“Thanks for the interest in my flat. I am the owner of the property you are making inquiry. Actually, i resided in the property with my wife and my only son before. But presently we had packed due to my transfer from my working place and now situated in the (Kent England).So now the property is available. The rent for the whole flat is 6000dkk Including the utilities like water, washer and security.It is furnished.Deposit is 9000DKK.”
“I want you to note that I am a very busy man.I take my job seriously so i dont have the luxury of traveling around.Viewing isnt possible anymore since i am now in Kent.The keys I have here with me.I hate leaving my keys.So i have attached enough pictures with this email so it should be enough for you to make up your decision if you would be taking it or not.”
Read more: Housing chaos: Long-distance commuting
The above is a typical example of a scammer who tries his best to lure the other party into a housing-trap.
And this is something Ana Andonovska, master student at CBS, has come across a lot of times in her search for a place to live in Copenhagen.
“There are a lot of scammers out there. I’ve never experienced anything like this,” says Ana Andonovska who is in her second year studying Organizational Innovation and Entrepreneurship at CBS and continues:
“I don’t think it’s always real people replying, and they will come up with excuses to not meet up. Things like they are out of the country or their mom just died – all those kind of things.”
It’s like a part-time job
Ana Andonovska got accepted to her master degree at CBS in June 2016 and immediately started looking for accommodation.
Only a few weeks before she was supposed to begin her studies did she manage to find a room at Nørrebro for one year. But finding the place was like a part-time job.
“You have to check the websites every day – multiple times a day actually. And the worst thing about this entire housing situation is that it is completely out of your hands. You can’t change how it is one bit. The amount of money asked for small rooms is insane,” she says.
Goodbye Denmark – hello Germany
In Macedonia, Ana Andonovska had her own apartment and she was hoping to find one in Copenhagen before her contract would run out by the end of August 2017. But it was impossible.
As the deadline for the contract came closer, Ana Andonovska was considering rooms at the cost of about DKK 10,000 a month for a couple.
But that was just too much. Instead, she has moved to Stuttgart, Germany with her boyfriend, as she is doing an internship there. This means Ana Andonovska will have to commute to Copenhagen whenever she has classes or exams she can’t miss.
“I’m not personally affected by all of this, but obviously, it has shown that if I want a place to stay in Copenhagen, I need to find a part-time job that pays more,” she says.
Do you want to be international or not?
Since Ana Andonovska is a full degree-student she can’t get help from CBS, this is due to the fact that they only help out exchange students in finding accommodation.

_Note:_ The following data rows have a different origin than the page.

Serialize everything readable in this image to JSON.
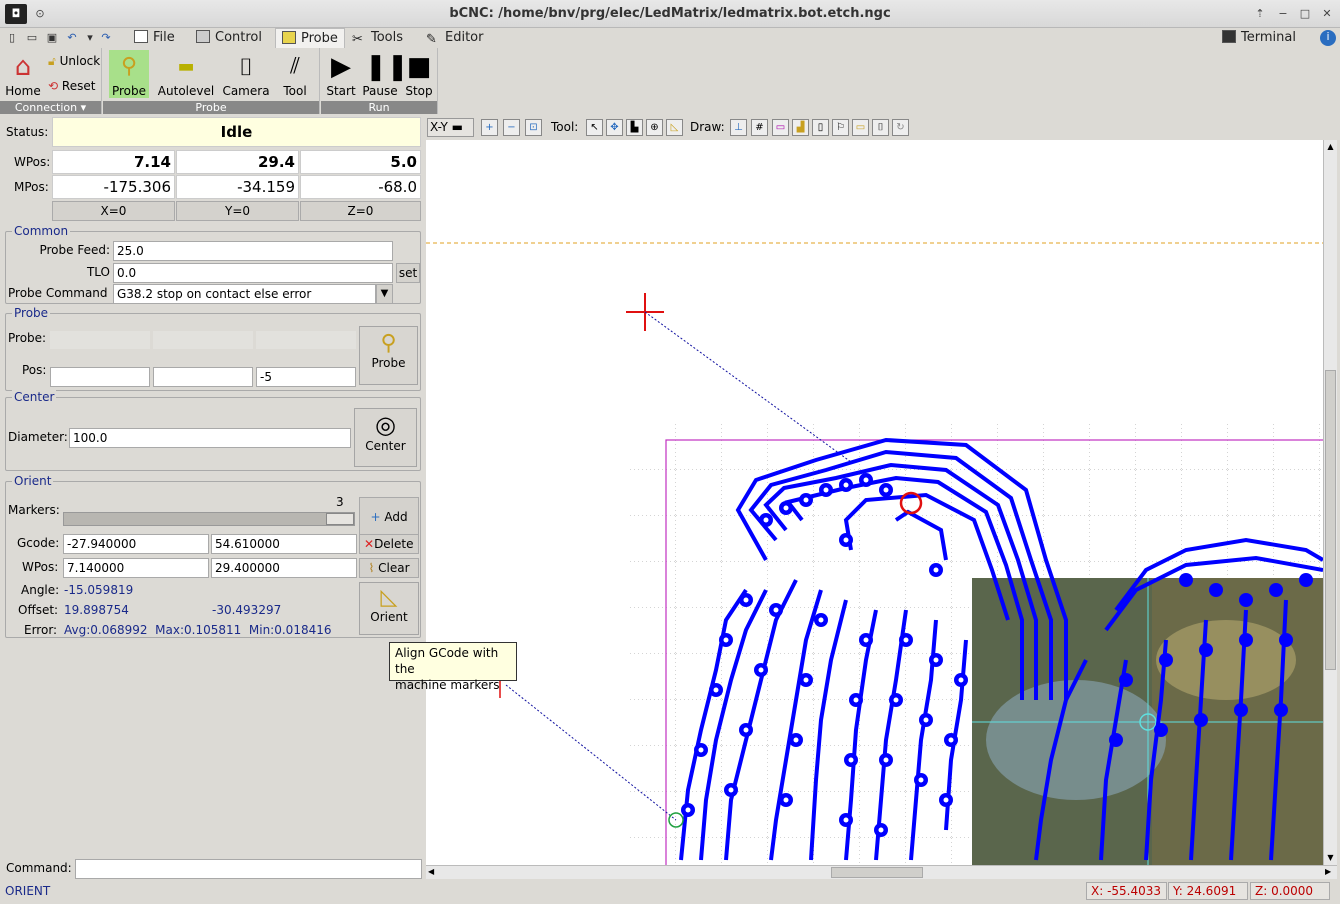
{
  "window": {
    "title": "bCNC: /home/bnv/prg/elec/LedMatrix/ledmatrix.bot.etch.ngc"
  },
  "menubar": {
    "tabs": [
      "File",
      "Control",
      "Probe",
      "Tools",
      "Editor"
    ],
    "terminal_label": "Terminal"
  },
  "ribbon": {
    "home_label": "Home",
    "unlock_label": "Unlock",
    "reset_label": "Reset",
    "connection_label": "Connection",
    "probe_label": "Probe",
    "autolevel_label": "Autolevel",
    "camera_label": "Camera",
    "tool_label": "Tool",
    "probe_group_label": "Probe",
    "start_label": "Start",
    "pause_label": "Pause",
    "stop_label": "Stop",
    "run_group_label": "Run"
  },
  "status": {
    "label": "Status:",
    "value": "Idle"
  },
  "wpos": {
    "label": "WPos:",
    "x": "7.14",
    "y": "29.4",
    "z": "5.0"
  },
  "mpos": {
    "label": "MPos:",
    "x": "-175.306",
    "y": "-34.159",
    "z": "-68.0"
  },
  "zero_buttons": {
    "x": "X=0",
    "y": "Y=0",
    "z": "Z=0"
  },
  "common": {
    "title": "Common",
    "probe_feed_label": "Probe Feed:",
    "probe_feed": "25.0",
    "tlo_label": "TLO",
    "tlo": "0.0",
    "set_label": "set",
    "probe_command_label": "Probe Command",
    "probe_command": "G38.2 stop on contact else error"
  },
  "probe": {
    "title": "Probe",
    "probe_label": "Probe:",
    "pos_label": "Pos:",
    "pos_z": "-5",
    "button_label": "Probe"
  },
  "center": {
    "title": "Center",
    "diameter_label": "Diameter:",
    "diameter": "100.0",
    "button_label": "Center"
  },
  "orient": {
    "title": "Orient",
    "markers_label": "Markers:",
    "markers_count": "3",
    "add_label": "Add",
    "gcode_label": "Gcode:",
    "gcode_x": "-27.940000",
    "gcode_y": "54.610000",
    "delete_label": "Delete",
    "wpos_label": "WPos:",
    "wpos_x": "7.140000",
    "wpos_y": "29.400000",
    "clear_label": "Clear",
    "angle_label": "Angle:",
    "angle": "-15.059819",
    "offset_label": "Offset:",
    "offset_x": "19.898754",
    "offset_y": "-30.493297",
    "error_label": "Error:",
    "error": "Avg:0.068992  Max:0.105811  Min:0.018416",
    "button_label": "Orient"
  },
  "tooltip": {
    "line1": "Align GCode with the",
    "line2": "machine markers"
  },
  "command": {
    "label": "Command:",
    "value": ""
  },
  "canvas_toolbar": {
    "view": "X-Y",
    "tool_label": "Tool:",
    "draw_label": "Draw:"
  },
  "statusbar": {
    "message": "ORIENT",
    "x": "X: -55.4033",
    "y": "Y: 24.6091",
    "z": "Z: 0.0000"
  },
  "colors": {
    "accent": "#1a2a8a",
    "toolpath": "#0000ff",
    "status_bg": "#ffffe0"
  }
}
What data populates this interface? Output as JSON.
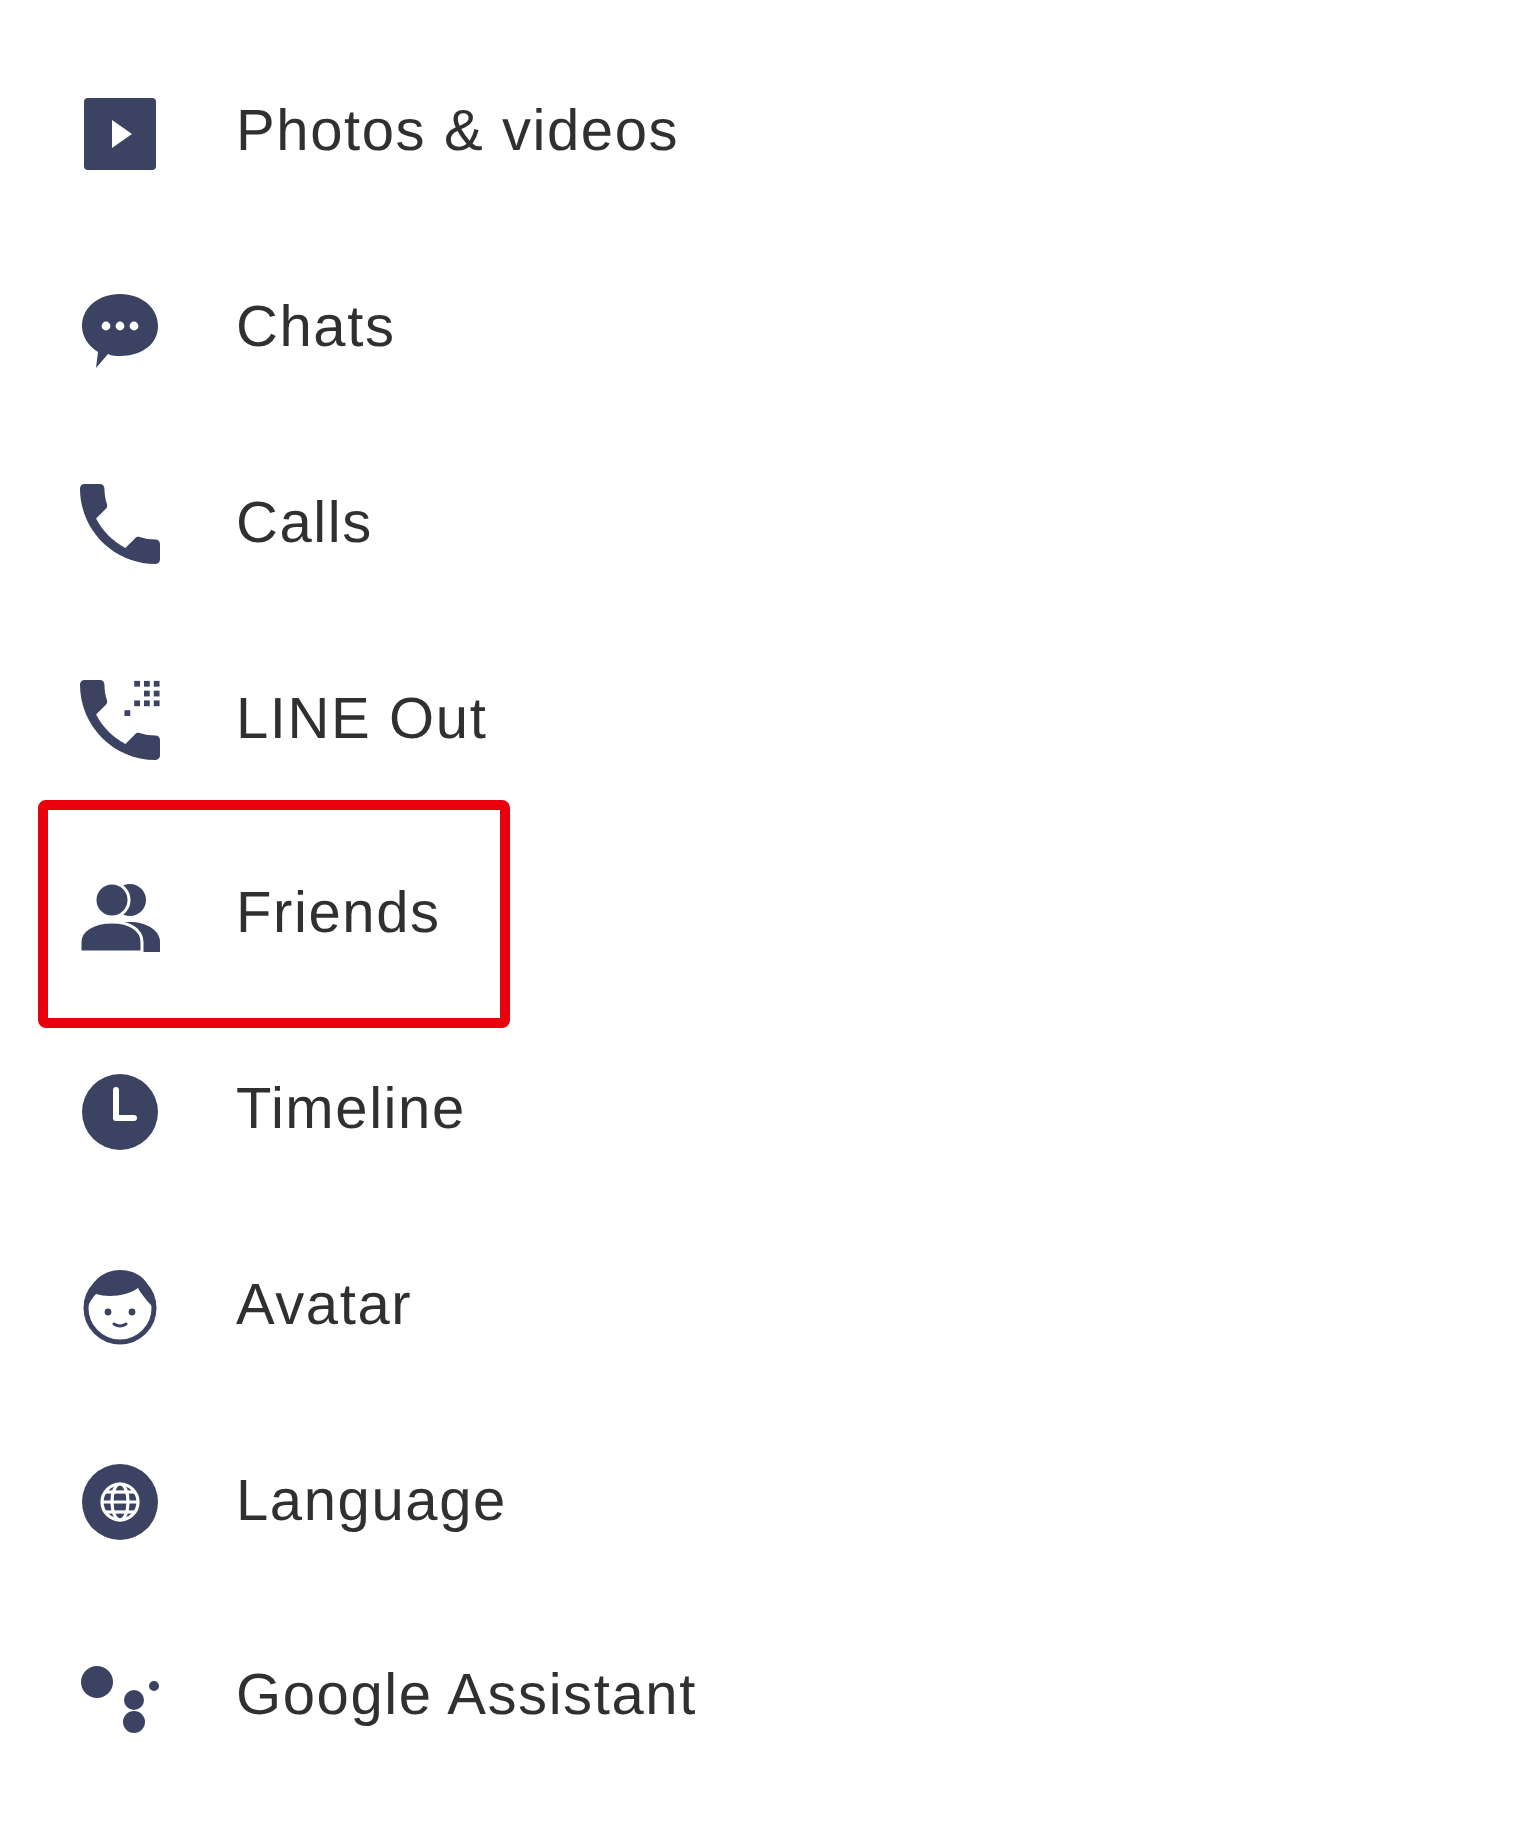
{
  "menu": {
    "items": [
      {
        "kind": "video",
        "label": "Photos & videos",
        "highlighted": false
      },
      {
        "kind": "chat",
        "label": "Chats",
        "highlighted": false
      },
      {
        "kind": "call",
        "label": "Calls",
        "highlighted": false
      },
      {
        "kind": "lineout",
        "label": "LINE Out",
        "highlighted": false
      },
      {
        "kind": "friends",
        "label": "Friends",
        "highlighted": true
      },
      {
        "kind": "timeline",
        "label": "Timeline",
        "highlighted": false
      },
      {
        "kind": "avatar",
        "label": "Avatar",
        "highlighted": false
      },
      {
        "kind": "language",
        "label": "Language",
        "highlighted": false
      },
      {
        "kind": "assistant",
        "label": "Google Assistant",
        "highlighted": false
      }
    ]
  }
}
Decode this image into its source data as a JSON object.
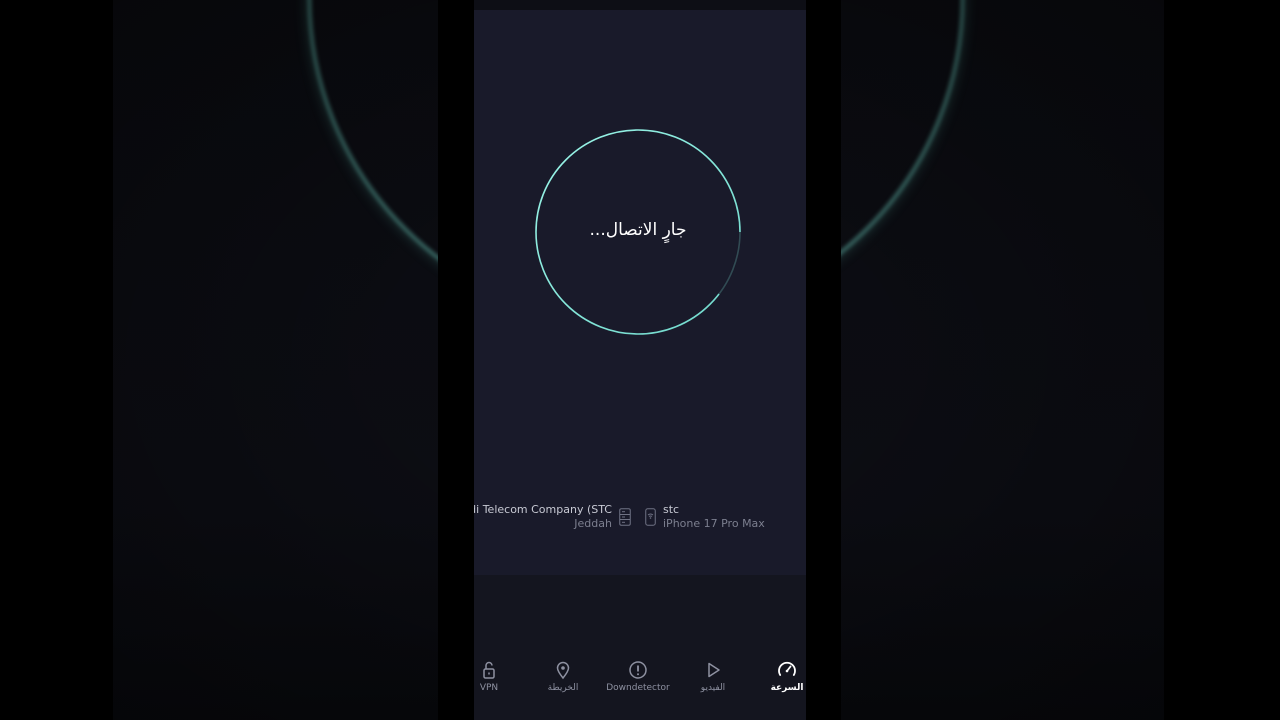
{
  "status": {
    "connecting_text": "جارٍ الاتصال..."
  },
  "server": {
    "isp_name": "Saudi Telecom Company (STC",
    "city": "Jeddah",
    "icon": "server-icon"
  },
  "device": {
    "carrier": "stc",
    "model": "iPhone 17 Pro Max",
    "icon": "phone-wifi-icon"
  },
  "nav": {
    "items": [
      {
        "label": "VPN",
        "icon": "lock-icon",
        "active": false
      },
      {
        "label": "الخريطة",
        "icon": "map-pin-icon",
        "active": false
      },
      {
        "label": "Downdetector",
        "icon": "alert-icon",
        "active": false
      },
      {
        "label": "الفيديو",
        "icon": "play-icon",
        "active": false
      },
      {
        "label": "السرعة",
        "icon": "speedometer-icon",
        "active": true
      }
    ]
  },
  "colors": {
    "accent": "#8ef0e0",
    "background": "#191a2a",
    "nav_inactive": "#8e91a1",
    "nav_active": "#ffffff"
  }
}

But she thinks CBS should do a little more to help out the international students, as it can be rather difficult to Google Translate yourself through hundreds of housing adds.
“I don’t expect CBS to find a place, but I do ask them to give better advice and maybe partner up with organizations and companies who might be able to help us out. If they want to be a university with an international profile, attracting a lot of international students, they indeed should do more to help us find a place to stay,” says Ana Andonovska.